This way of seeing brings us immediately into humility, as we begin to understand that everyone is ourselves at a different stage. And when we’re humble, we stop fighting and we heal.

So, we become at once, empowered and humbled. Empowered because we let go of our own victimization while authorizing our own experience of joy. Humbled because we come to see that our mission is less about impressing the world than it is about serving it.

Gratitude (It Goes Both Ways)

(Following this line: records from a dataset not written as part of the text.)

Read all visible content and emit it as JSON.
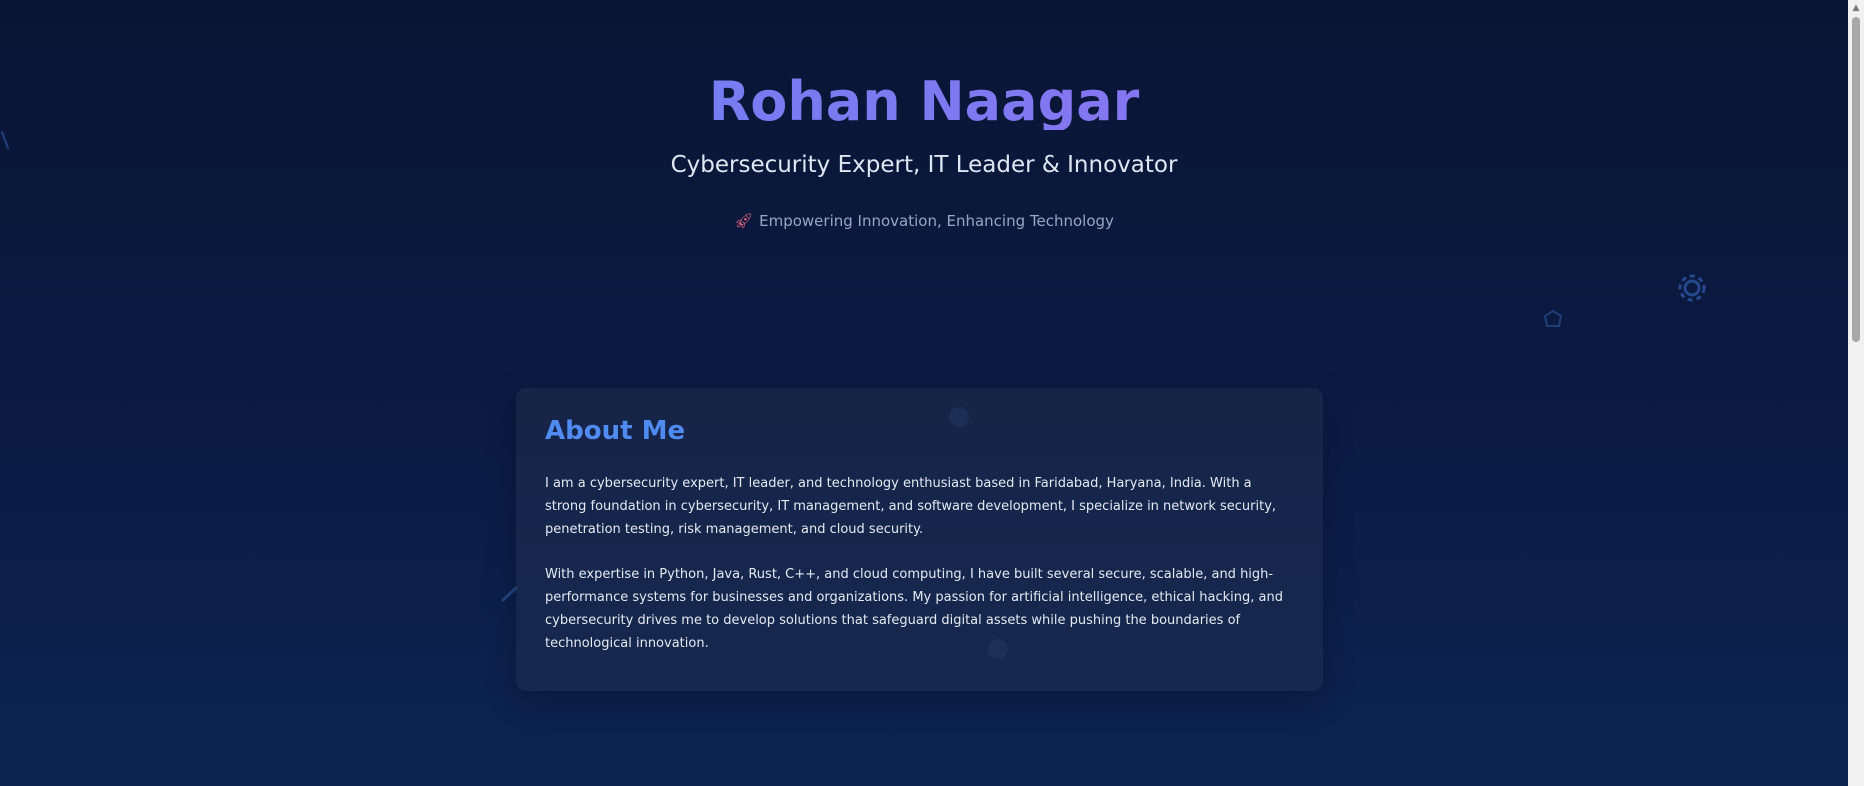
{
  "hero": {
    "name": "Rohan Naagar",
    "subtitle": "Cybersecurity Expert, IT Leader & Innovator",
    "tagline_icon": "rocket-icon",
    "tagline": "Empowering Innovation, Enhancing Technology"
  },
  "about": {
    "title": "About Me",
    "paragraphs": [
      "I am a cybersecurity expert, IT leader, and technology enthusiast based in Faridabad, Haryana, India. With a strong foundation in cybersecurity, IT management, and software development, I specialize in network security, penetration testing, risk management, and cloud security.",
      "With expertise in Python, Java, Rust, C++, and cloud computing, I have built several secure, scalable, and high-performance systems for businesses and organizations. My passion for artificial intelligence, ethical hacking, and cybersecurity drives me to develop solutions that safeguard digital assets while pushing the boundaries of technological innovation."
    ]
  },
  "colors": {
    "background_top": "#0a1535",
    "background_bottom": "#0c2452",
    "accent_blue": "#4f8bf0",
    "title_gradient_start": "#5f86f0",
    "title_gradient_end": "#9b6cf2"
  },
  "decorative_icons": [
    "gear-icon",
    "shield-icon",
    "circle-icon",
    "link-icon"
  ]
}
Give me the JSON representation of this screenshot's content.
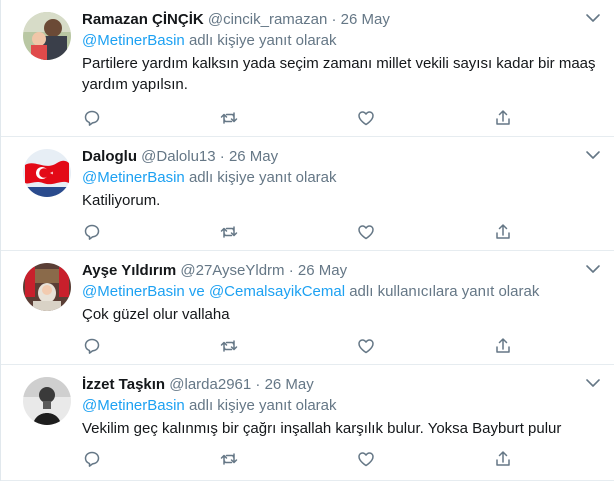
{
  "tweets": [
    {
      "name": "Ramazan ÇİNÇİK",
      "handle": "@cincik_ramazan",
      "sep": "·",
      "date": "26 May",
      "reply_mentions": "@MetinerBasin",
      "reply_suffix": "adlı kişiye yanıt olarak",
      "text": "Partilere yardım kalksın yada seçim zamanı millet vekili sayısı kadar  bir maaş yardım yapılsın.",
      "avatar_icon": "person-with-baby-avatar"
    },
    {
      "name": "Daloglu",
      "handle": "@Dalolu13",
      "sep": "·",
      "date": "26 May",
      "reply_mentions": "@MetinerBasin",
      "reply_suffix": "adlı kişiye yanıt olarak",
      "text": "Katiliyorum.",
      "avatar_icon": "turkish-flag-avatar"
    },
    {
      "name": "Ayşe Yıldırım",
      "handle": "@27AyseYldrm",
      "sep": "·",
      "date": "26 May",
      "reply_mentions": "@MetinerBasin ve @CemalsayikCemal",
      "reply_suffix": "adlı kullanıcılara yanıt olarak",
      "text": "Çok güzel olur vallaha",
      "avatar_icon": "woman-with-flags-avatar"
    },
    {
      "name": "İzzet Taşkın",
      "handle": "@larda2961",
      "sep": "·",
      "date": "26 May",
      "reply_mentions": "@MetinerBasin",
      "reply_suffix": "adlı kişiye yanıt olarak",
      "text": "Vekilim geç kalınmış bir çağrı inşallah karşılık bulur. Yoksa Bayburt pulur",
      "avatar_icon": "grayscale-portrait-avatar"
    }
  ],
  "colors": {
    "link": "#1da1f2",
    "secondary": "#657786",
    "text": "#14171a",
    "divider": "#e6ecf0"
  },
  "icons": [
    "reply-icon",
    "retweet-icon",
    "like-icon",
    "share-icon",
    "chevron-down-icon"
  ]
}
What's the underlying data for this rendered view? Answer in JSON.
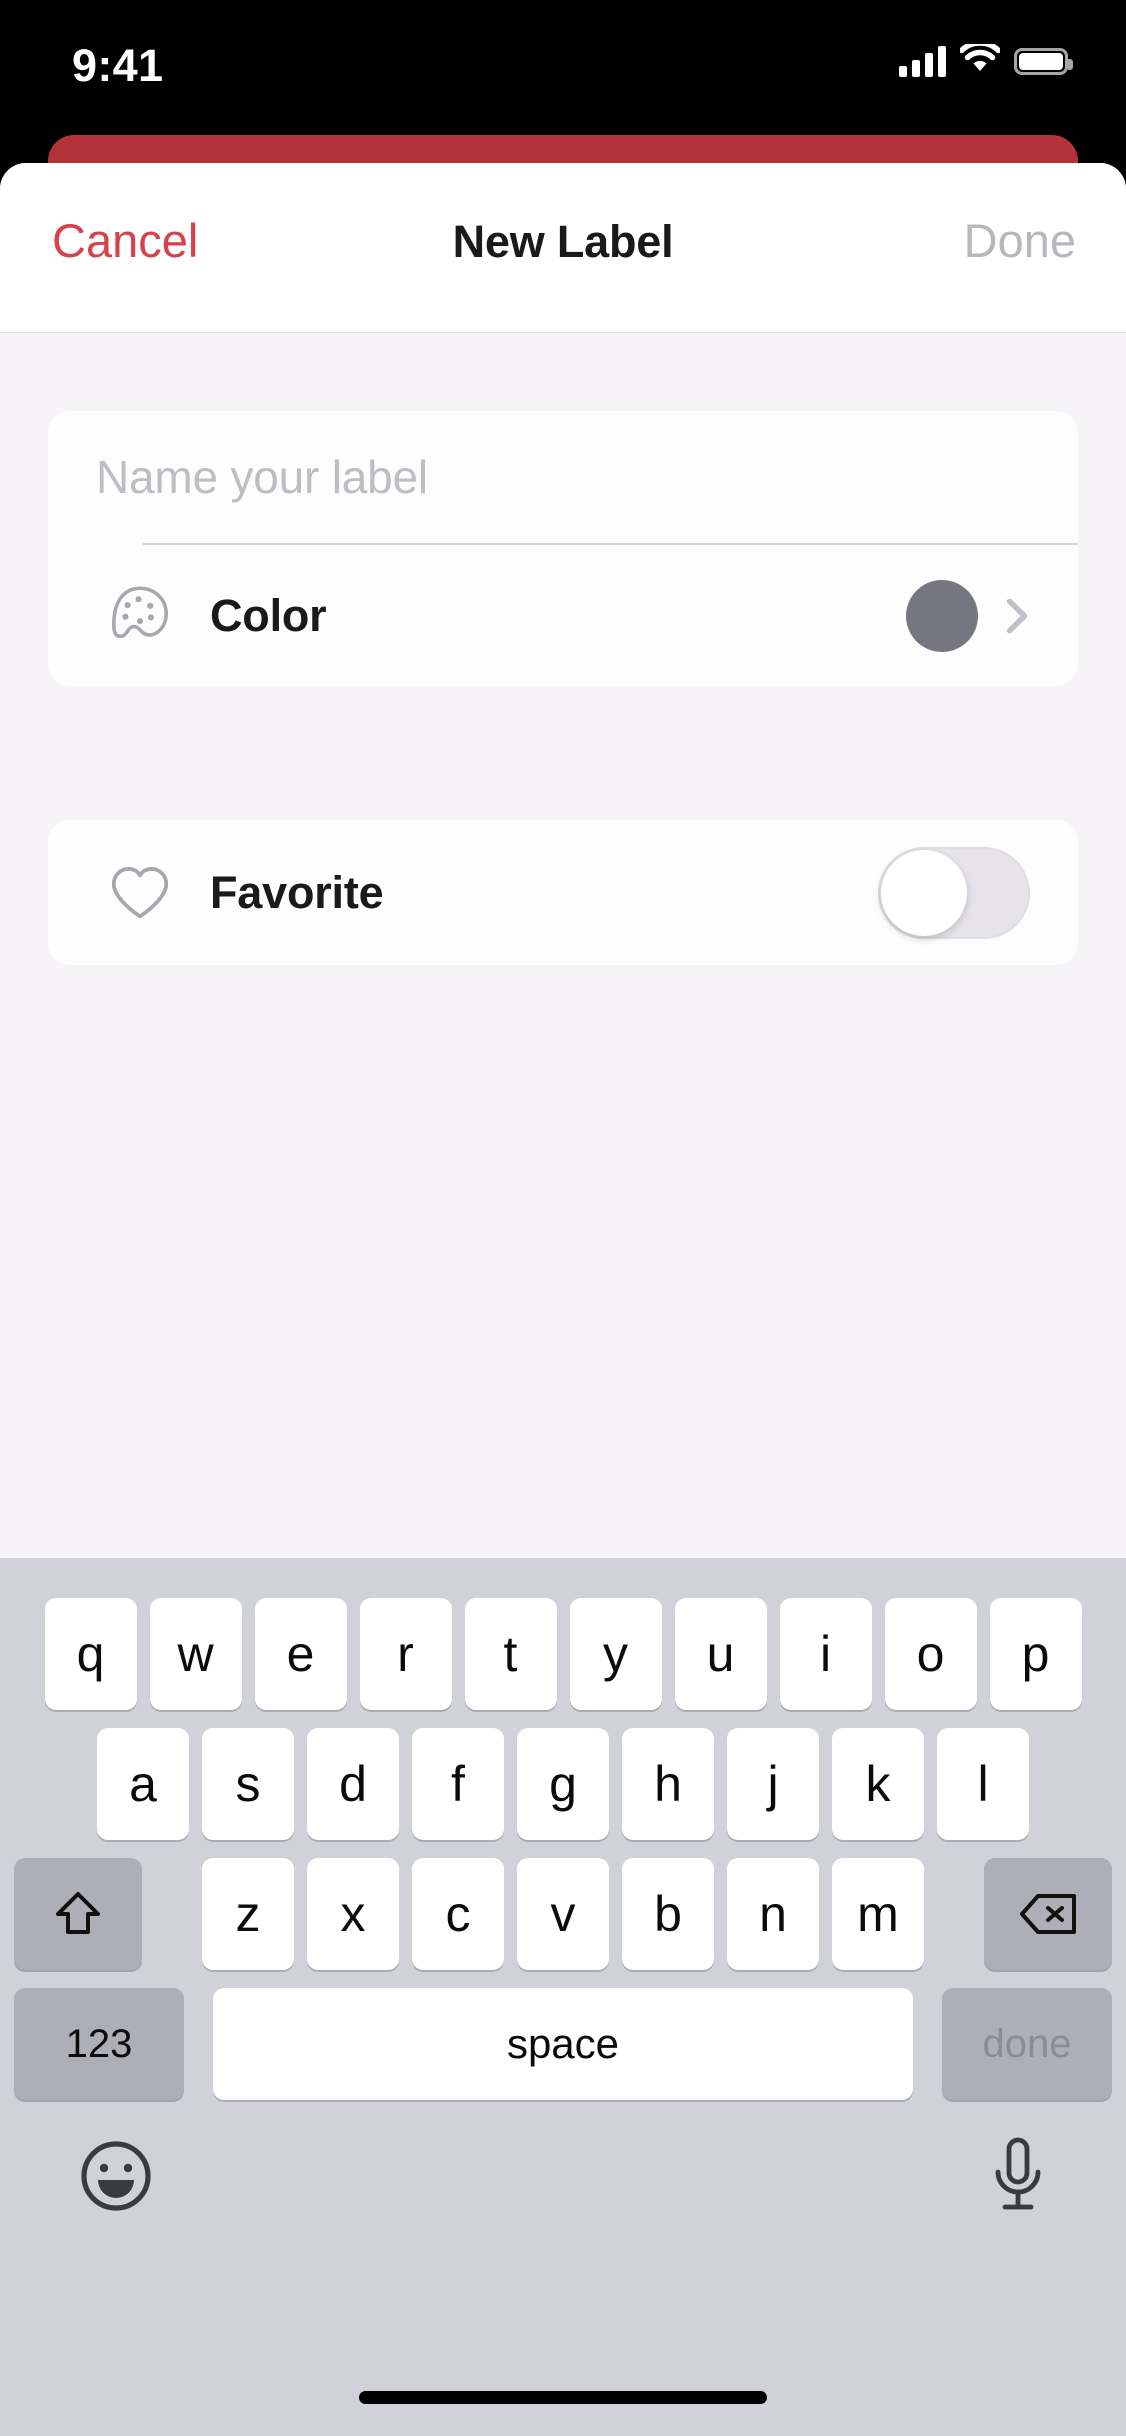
{
  "status_bar": {
    "time": "9:41",
    "signal_icon": "cellular-signal-icon",
    "wifi_icon": "wifi-icon",
    "battery_icon": "battery-full-icon"
  },
  "nav_bar": {
    "cancel_label": "Cancel",
    "title": "New Label",
    "done_label": "Done",
    "done_enabled": false,
    "cancel_color": "#D7414B",
    "done_color": "#B9B7BC"
  },
  "form": {
    "name_field": {
      "value": "",
      "placeholder": "Name your label"
    },
    "color_row": {
      "icon": "paint-palette-icon",
      "label": "Color",
      "swatch_color": "#767680",
      "chevron": "chevron-right-icon"
    },
    "favorite_row": {
      "icon": "heart-outline-icon",
      "label": "Favorite",
      "toggle_on": false
    }
  },
  "drag_indicator": {
    "color": "#8E8E93"
  },
  "keyboard": {
    "row1": [
      "q",
      "w",
      "e",
      "r",
      "t",
      "y",
      "u",
      "i",
      "o",
      "p"
    ],
    "row2": [
      "a",
      "s",
      "d",
      "f",
      "g",
      "h",
      "j",
      "k",
      "l"
    ],
    "row3_letters": [
      "z",
      "x",
      "c",
      "v",
      "b",
      "n",
      "m"
    ],
    "shift_icon": "shift-arrow-icon",
    "delete_icon": "delete-backward-icon",
    "numbers_label": "123",
    "space_label": "space",
    "done_label": "done",
    "emoji_icon": "emoji-smiley-icon",
    "mic_icon": "microphone-icon",
    "background_color": "#D1D2D9"
  },
  "sheet": {
    "background_color": "#F6F4F7",
    "behind_card_color": "#B4323A"
  }
}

It was an ordinary Tuesday morning on campus. On the heels of an especially hot September, it was already stuffy inside the classroom. Amid the pre-class clamor, I sat, perusing the instructions for a meditation that was originally given by my teacher some 30 years ago. I thought twice about it. It seemed too detailed and too complex for a classroom setting. But I went ahead with it, anyway.

We were a couple minutes into it, when I passed my eye over my 80 students, from left to right, across the oddly shaped, wide room. Through the darkness, I saw only fingers pressing together at the heart center, closed eyes and heaving chests pumping air in segments.

After class that day, I saw two of my students hanging out by the field—with exaggerated puffing, one was instructing the other in the correct way to do the meditation. The next day at my home studio, a student, who is also in my college course, was practicing this meditation as I entered.

Truth be told, I was feeling a bit off my game lately. Like I didn’t have my usual spark. So, what happened two days after this meditation, was especially meaningful.

One of my students caught up to me as I was walking to my car after class. She is a young woman who as I learned, is in the middle of a painful divorce. They were high school sweethearts, she told me. The separation process has been so painful she nearly dropped my class before the semester even started because she didn’t think she would be able to handle the extra demands and pressure.

Through tears, she continued to share her story. Then she told me what had happened the day before—how the meditation had helped her pull herself out of another panic attack, just after a particularly difficult phone conversation with her ex. She said it was the first time she had felt empowered rather than crushed.

She wanted me to know that her tears were now the tears of hope and gratitude and that for the first time in months, she was able to experience the taste of renewed joy—even in the midst of crisis. She is looking upon this internal shift—this newfound sense of optimism and inner strength as a rebirth. My own heart melted when she told me she was holding in her mind the image of me giving instructions for the meditation in class, to ensure that she was doing it right.

Her intention was the most important ingredient of all, I reassured her. And that can only come from her. She had decided it was time to heal.

With a long hug we parted. The gratitude goes goes ways. Here’s why it’s so important to share these kinds of things:

1. The other person may need to hear it, as I did in this instance. Positive feedback of this sort is a source of upliftment and inspires the recipient to continue doing what they’re doing. Moreover, it lets them know they’re making a difference.

2. It enables connection and that’s what we live for.

3. We spend too much time criticizing—both ourselves and others. But as my teacher, Yogi Bhajan, has said: It takes the same energy to complain as it does to compliment. When there is a short circuit there is a complaint and when the energy is flowing there is a compliment. Thus, taking a moment to scatter flowers, rather than count the weeds, makes the world feel beautiful.